[[ DATA FOR THIS TASK, beginning ]]

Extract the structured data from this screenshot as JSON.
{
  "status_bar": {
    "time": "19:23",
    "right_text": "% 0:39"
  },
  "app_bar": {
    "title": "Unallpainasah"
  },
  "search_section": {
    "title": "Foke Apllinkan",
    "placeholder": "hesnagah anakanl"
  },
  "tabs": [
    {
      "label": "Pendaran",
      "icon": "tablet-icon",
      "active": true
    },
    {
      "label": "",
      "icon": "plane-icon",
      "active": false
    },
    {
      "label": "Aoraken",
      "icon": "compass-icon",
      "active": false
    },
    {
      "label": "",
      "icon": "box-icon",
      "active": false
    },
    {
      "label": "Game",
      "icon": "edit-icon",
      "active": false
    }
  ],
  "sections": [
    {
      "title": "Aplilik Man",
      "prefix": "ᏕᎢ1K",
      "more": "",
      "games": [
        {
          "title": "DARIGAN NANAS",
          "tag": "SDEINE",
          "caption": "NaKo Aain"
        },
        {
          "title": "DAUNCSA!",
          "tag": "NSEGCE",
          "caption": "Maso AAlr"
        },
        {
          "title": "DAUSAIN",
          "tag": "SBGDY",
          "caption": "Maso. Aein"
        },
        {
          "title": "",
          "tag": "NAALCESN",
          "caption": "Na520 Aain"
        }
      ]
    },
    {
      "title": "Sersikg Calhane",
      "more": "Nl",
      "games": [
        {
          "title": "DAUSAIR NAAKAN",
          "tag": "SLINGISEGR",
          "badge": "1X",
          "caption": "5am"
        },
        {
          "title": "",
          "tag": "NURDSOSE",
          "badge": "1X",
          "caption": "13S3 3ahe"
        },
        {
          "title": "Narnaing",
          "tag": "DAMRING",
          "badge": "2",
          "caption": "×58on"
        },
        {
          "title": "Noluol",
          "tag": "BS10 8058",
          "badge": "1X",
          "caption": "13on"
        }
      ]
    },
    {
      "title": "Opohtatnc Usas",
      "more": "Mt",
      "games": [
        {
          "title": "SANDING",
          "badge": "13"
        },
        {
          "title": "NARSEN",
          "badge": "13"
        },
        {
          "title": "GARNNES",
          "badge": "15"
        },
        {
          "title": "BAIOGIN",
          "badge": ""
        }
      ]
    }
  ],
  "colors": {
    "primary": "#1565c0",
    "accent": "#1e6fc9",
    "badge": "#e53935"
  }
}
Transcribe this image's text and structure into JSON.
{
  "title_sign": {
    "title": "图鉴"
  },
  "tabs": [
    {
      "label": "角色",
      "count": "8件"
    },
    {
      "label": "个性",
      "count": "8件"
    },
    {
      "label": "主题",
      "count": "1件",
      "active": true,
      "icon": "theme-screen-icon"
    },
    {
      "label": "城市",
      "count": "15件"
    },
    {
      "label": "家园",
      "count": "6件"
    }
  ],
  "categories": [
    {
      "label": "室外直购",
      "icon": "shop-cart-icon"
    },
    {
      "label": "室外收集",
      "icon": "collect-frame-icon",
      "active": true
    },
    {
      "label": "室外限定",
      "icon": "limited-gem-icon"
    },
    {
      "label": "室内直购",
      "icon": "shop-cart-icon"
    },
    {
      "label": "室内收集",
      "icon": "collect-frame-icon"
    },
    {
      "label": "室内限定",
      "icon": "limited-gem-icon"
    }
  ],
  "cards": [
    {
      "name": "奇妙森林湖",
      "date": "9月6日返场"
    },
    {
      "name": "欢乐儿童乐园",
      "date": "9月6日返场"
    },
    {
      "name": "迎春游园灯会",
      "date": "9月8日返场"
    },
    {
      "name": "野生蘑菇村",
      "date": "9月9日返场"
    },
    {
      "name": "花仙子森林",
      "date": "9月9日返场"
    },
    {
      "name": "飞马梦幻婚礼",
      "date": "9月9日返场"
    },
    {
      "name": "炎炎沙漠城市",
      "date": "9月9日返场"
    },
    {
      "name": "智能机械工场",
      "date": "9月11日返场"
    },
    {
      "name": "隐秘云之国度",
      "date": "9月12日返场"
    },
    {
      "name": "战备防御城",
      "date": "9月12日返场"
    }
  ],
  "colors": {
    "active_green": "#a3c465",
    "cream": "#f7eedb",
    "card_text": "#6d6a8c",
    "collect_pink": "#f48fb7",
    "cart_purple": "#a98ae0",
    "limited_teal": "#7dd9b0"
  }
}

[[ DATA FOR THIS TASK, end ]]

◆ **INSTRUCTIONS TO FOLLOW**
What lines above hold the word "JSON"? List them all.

◆ **EXERCISE RESULT**
Extract the structured data from this screenshot as JSON.
Transcribe this image's text and structure into JSON.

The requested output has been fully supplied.